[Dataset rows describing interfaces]
*****

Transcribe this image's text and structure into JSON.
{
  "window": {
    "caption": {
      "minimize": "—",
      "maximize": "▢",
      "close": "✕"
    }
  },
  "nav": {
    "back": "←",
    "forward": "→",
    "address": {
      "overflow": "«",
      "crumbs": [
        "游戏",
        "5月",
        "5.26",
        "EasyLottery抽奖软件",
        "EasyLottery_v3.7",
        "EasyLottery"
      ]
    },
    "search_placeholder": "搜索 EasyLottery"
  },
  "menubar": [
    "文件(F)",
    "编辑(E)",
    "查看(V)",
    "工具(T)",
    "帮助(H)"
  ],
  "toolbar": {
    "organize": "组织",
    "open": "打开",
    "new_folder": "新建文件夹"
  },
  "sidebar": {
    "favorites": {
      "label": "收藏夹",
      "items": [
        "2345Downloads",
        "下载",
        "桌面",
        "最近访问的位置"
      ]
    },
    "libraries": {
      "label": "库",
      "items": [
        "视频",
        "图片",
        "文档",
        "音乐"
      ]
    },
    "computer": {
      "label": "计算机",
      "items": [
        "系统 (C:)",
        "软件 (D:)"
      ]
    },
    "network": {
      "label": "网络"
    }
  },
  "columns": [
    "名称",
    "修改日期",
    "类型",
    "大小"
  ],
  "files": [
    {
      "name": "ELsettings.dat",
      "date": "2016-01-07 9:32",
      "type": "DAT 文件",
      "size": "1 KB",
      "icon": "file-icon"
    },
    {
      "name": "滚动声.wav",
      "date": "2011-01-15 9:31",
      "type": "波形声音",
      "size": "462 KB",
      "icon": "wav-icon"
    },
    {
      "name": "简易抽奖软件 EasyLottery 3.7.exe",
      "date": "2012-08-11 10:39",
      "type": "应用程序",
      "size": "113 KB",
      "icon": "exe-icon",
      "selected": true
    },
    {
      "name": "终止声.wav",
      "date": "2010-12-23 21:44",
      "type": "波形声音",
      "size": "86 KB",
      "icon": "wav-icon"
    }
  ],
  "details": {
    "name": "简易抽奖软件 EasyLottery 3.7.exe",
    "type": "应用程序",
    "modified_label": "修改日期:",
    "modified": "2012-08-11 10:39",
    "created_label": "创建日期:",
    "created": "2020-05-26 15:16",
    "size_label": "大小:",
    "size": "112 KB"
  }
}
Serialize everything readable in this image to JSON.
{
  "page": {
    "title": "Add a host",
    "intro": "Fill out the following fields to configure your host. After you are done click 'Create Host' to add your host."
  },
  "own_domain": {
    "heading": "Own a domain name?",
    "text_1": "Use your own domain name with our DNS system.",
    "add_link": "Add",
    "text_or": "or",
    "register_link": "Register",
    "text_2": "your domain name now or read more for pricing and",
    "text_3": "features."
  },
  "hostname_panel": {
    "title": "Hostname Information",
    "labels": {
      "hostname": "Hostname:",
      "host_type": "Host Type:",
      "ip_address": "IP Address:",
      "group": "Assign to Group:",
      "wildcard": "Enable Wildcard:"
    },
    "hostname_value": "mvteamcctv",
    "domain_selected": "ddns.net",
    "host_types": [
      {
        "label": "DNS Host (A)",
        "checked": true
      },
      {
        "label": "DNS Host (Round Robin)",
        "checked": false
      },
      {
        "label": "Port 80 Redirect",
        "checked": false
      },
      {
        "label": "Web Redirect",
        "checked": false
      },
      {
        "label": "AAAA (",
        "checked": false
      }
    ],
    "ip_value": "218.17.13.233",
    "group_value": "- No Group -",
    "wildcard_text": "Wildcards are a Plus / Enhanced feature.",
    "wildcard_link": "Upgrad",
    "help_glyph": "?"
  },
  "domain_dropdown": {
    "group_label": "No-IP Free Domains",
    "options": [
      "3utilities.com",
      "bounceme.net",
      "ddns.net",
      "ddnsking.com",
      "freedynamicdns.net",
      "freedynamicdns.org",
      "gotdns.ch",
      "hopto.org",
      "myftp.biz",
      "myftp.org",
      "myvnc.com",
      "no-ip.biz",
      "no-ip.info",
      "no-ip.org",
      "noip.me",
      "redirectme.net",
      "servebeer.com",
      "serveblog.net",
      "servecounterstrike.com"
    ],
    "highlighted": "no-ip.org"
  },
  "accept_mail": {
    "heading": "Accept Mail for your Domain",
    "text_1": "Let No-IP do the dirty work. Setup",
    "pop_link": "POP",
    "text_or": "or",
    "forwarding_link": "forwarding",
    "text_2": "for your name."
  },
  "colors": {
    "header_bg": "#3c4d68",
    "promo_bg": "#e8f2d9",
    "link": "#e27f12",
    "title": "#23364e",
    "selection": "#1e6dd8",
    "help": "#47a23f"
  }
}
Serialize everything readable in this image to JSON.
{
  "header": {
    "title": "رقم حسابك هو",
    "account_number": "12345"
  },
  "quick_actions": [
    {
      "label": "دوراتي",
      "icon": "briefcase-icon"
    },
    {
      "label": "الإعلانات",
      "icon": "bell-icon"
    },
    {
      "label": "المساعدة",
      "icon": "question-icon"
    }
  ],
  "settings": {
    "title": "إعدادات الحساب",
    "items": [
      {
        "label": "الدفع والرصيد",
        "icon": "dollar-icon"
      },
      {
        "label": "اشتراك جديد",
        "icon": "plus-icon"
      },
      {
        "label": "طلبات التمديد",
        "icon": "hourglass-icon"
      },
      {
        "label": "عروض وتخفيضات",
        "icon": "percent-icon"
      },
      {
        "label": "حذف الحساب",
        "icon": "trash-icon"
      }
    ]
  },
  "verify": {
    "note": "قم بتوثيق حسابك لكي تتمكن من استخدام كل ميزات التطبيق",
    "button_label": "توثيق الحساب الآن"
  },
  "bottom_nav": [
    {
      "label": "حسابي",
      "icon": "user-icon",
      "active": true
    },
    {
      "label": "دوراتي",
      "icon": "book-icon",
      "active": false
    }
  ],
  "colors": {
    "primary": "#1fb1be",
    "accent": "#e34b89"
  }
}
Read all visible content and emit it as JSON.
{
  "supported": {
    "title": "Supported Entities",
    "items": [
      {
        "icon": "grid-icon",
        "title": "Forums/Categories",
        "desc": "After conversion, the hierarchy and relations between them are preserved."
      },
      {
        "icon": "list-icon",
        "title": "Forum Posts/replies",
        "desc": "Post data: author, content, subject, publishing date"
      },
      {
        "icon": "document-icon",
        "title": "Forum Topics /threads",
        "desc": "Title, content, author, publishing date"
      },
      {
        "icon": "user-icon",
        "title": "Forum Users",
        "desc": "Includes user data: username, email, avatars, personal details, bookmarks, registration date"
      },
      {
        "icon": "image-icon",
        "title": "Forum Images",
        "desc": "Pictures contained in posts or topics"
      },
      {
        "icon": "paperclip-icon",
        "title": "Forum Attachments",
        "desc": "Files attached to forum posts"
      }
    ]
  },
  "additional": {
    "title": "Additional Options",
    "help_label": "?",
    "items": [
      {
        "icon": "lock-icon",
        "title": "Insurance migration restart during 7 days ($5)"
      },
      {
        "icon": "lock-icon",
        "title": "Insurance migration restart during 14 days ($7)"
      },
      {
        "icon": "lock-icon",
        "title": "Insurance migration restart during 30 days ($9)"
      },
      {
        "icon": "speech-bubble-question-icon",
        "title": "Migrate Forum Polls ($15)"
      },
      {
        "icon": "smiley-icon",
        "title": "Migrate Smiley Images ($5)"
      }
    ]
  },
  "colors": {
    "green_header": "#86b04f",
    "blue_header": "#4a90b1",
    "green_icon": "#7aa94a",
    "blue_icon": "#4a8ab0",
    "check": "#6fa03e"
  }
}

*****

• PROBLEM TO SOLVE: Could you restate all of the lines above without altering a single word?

• RESPONSE TO THE TASK:
Transcribe this image's text and structure into JSON.
{
  "window": {
    "caption": {
      "minimize": "—",
      "maximize": "▢",
      "close": "✕"
    }
  },
  "nav": {
    "back": "←",
    "forward": "→",
    "address": {
      "overflow": "«",
      "crumbs": [
        "游戏",
        "5月",
        "5.26",
        "EasyLottery抽奖软件",
        "EasyLottery_v3.7",
        "EasyLottery"
      ]
    },
    "search_placeholder": "搜索 EasyLottery"
  },
  "menubar": [
    "文件(F)",
    "编辑(E)",
    "查看(V)",
    "工具(T)",
    "帮助(H)"
  ],
  "toolbar": {
    "organize": "组织",
    "open": "打开",
    "new_folder": "新建文件夹"
  },
  "sidebar": {
    "favorites": {
      "label": "收藏夹",
      "items": [
        "2345Downloads",
        "下载",
        "桌面",
        "最近访问的位置"
      ]
    },
    "libraries": {
      "label": "库",
      "items": [
        "视频",
        "图片",
        "文档",
        "音乐"
      ]
    },
    "computer": {
      "label": "计算机",
      "items": [
        "系统 (C:)",
        "软件 (D:)"
      ]
    },
    "network": {
      "label": "网络"
    }
  },
  "columns": [
    "名称",
    "修改日期",
    "类型",
    "大小"
  ],
  "files": [
    {
      "name": "ELsettings.dat",
      "date": "2016-01-07 9:32",
      "type": "DAT 文件",
      "size": "1 KB",
      "icon": "file-icon"
    },
    {
      "name": "滚动声.wav",
      "date": "2011-01-15 9:31",
      "type": "波形声音",
      "size": "462 KB",
      "icon": "wav-icon"
    },
    {
      "name": "简易抽奖软件 EasyLottery 3.7.exe",
      "date": "2012-08-11 10:39",
      "type": "应用程序",
      "size": "113 KB",
      "icon": "exe-icon",
      "selected": true
    },
    {
      "name": "终止声.wav",
      "date": "2010-12-23 21:44",
      "type": "波形声音",
      "size": "86 KB",
      "icon": "wav-icon"
    }
  ],
  "details": {
    "name": "简易抽奖软件 EasyLottery 3.7.exe",
    "type": "应用程序",
    "modified_label": "修改日期:",
    "modified": "2012-08-11 10:39",
    "created_label": "创建日期:",
    "created": "2020-05-26 15:16",
    "size_label": "大小:",
    "size": "112 KB"
  }
}
Serialize everything readable in this image to JSON.
{
  "page": {
    "title": "Add a host",
    "intro": "Fill out the following fields to configure your host. After you are done click 'Create Host' to add your host."
  },
  "own_domain": {
    "heading": "Own a domain name?",
    "text_1": "Use your own domain name with our DNS system.",
    "add_link": "Add",
    "text_or": "or",
    "register_link": "Register",
    "text_2": "your domain name now or read more for pricing and",
    "text_3": "features."
  },
  "hostname_panel": {
    "title": "Hostname Information",
    "labels": {
      "hostname": "Hostname:",
      "host_type": "Host Type:",
      "ip_address": "IP Address:",
      "group": "Assign to Group:",
      "wildcard": "Enable Wildcard:"
    },
    "hostname_value": "mvteamcctv",
    "domain_selected": "ddns.net",
    "host_types": [
      {
        "label": "DNS Host (A)",
        "checked": true
      },
      {
        "label": "DNS Host (Round Robin)",
        "checked": false
      },
      {
        "label": "Port 80 Redirect",
        "checked": false
      },
      {
        "label": "Web Redirect",
        "checked": false
      },
      {
        "label": "AAAA (",
        "checked": false
      }
    ],
    "ip_value": "218.17.13.233",
    "group_value": "- No Group -",
    "wildcard_text": "Wildcards are a Plus / Enhanced feature.",
    "wildcard_link": "Upgrad",
    "help_glyph": "?"
  },
  "domain_dropdown": {
    "group_label": "No-IP Free Domains",
    "options": [
      "3utilities.com",
      "bounceme.net",
      "ddns.net",
      "ddnsking.com",
      "freedynamicdns.net",
      "freedynamicdns.org",
      "gotdns.ch",
      "hopto.org",
      "myftp.biz",
      "myftp.org",
      "myvnc.com",
      "no-ip.biz",
      "no-ip.info",
      "no-ip.org",
      "noip.me",
      "redirectme.net",
      "servebeer.com",
      "serveblog.net",
      "servecounterstrike.com"
    ],
    "highlighted": "no-ip.org"
  },
  "accept_mail": {
    "heading": "Accept Mail for your Domain",
    "text_1": "Let No-IP do the dirty work. Setup",
    "pop_link": "POP",
    "text_or": "or",
    "forwarding_link": "forwarding",
    "text_2": "for your name."
  },
  "colors": {
    "header_bg": "#3c4d68",
    "promo_bg": "#e8f2d9",
    "link": "#e27f12",
    "title": "#23364e",
    "selection": "#1e6dd8",
    "help": "#47a23f"
  }
}
Serialize everything readable in this image to JSON.
{
  "header": {
    "title": "رقم حسابك هو",
    "account_number": "12345"
  },
  "quick_actions": [
    {
      "label": "دوراتي",
      "icon": "briefcase-icon"
    },
    {
      "label": "الإعلانات",
      "icon": "bell-icon"
    },
    {
      "label": "المساعدة",
      "icon": "question-icon"
    }
  ],
  "settings": {
    "title": "إعدادات الحساب",
    "items": [
      {
        "label": "الدفع والرصيد",
        "icon": "dollar-icon"
      },
      {
        "label": "اشتراك جديد",
        "icon": "plus-icon"
      },
      {
        "label": "طلبات التمديد",
        "icon": "hourglass-icon"
      },
      {
        "label": "عروض وتخفيضات",
        "icon": "percent-icon"
      },
      {
        "label": "حذف الحساب",
        "icon": "trash-icon"
      }
    ]
  },
  "verify": {
    "note": "قم بتوثيق حسابك لكي تتمكن من استخدام كل ميزات التطبيق",
    "button_label": "توثيق الحساب الآن"
  },
  "bottom_nav": [
    {
      "label": "حسابي",
      "icon": "user-icon",
      "active": true
    },
    {
      "label": "دوراتي",
      "icon": "book-icon",
      "active": false
    }
  ],
  "colors": {
    "primary": "#1fb1be",
    "accent": "#e34b89"
  }
}
Read all visible content and emit it as JSON.
{
  "supported": {
    "title": "Supported Entities",
    "items": [
      {
        "icon": "grid-icon",
        "title": "Forums/Categories",
        "desc": "After conversion, the hierarchy and relations between them are preserved."
      },
      {
        "icon": "list-icon",
        "title": "Forum Posts/replies",
        "desc": "Post data: author, content, subject, publishing date"
      },
      {
        "icon": "document-icon",
        "title": "Forum Topics /threads",
        "desc": "Title, content, author, publishing date"
      },
      {
        "icon": "user-icon",
        "title": "Forum Users",
        "desc": "Includes user data: username, email, avatars, personal details, bookmarks, registration date"
      },
      {
        "icon": "image-icon",
        "title": "Forum Images",
        "desc": "Pictures contained in posts or topics"
      },
      {
        "icon": "paperclip-icon",
        "title": "Forum Attachments",
        "desc": "Files attached to forum posts"
      }
    ]
  },
  "additional": {
    "title": "Additional Options",
    "help_label": "?",
    "items": [
      {
        "icon": "lock-icon",
        "title": "Insurance migration restart during 7 days ($5)"
      },
      {
        "icon": "lock-icon",
        "title": "Insurance migration restart during 14 days ($7)"
      },
      {
        "icon": "lock-icon",
        "title": "Insurance migration restart during 30 days ($9)"
      },
      {
        "icon": "speech-bubble-question-icon",
        "title": "Migrate Forum Polls ($15)"
      },
      {
        "icon": "smiley-icon",
        "title": "Migrate Smiley Images ($5)"
      }
    ]
  },
  "colors": {
    "green_header": "#86b04f",
    "blue_header": "#4a90b1",
    "green_icon": "#7aa94a",
    "blue_icon": "#4a8ab0",
    "check": "#6fa03e"
  }
}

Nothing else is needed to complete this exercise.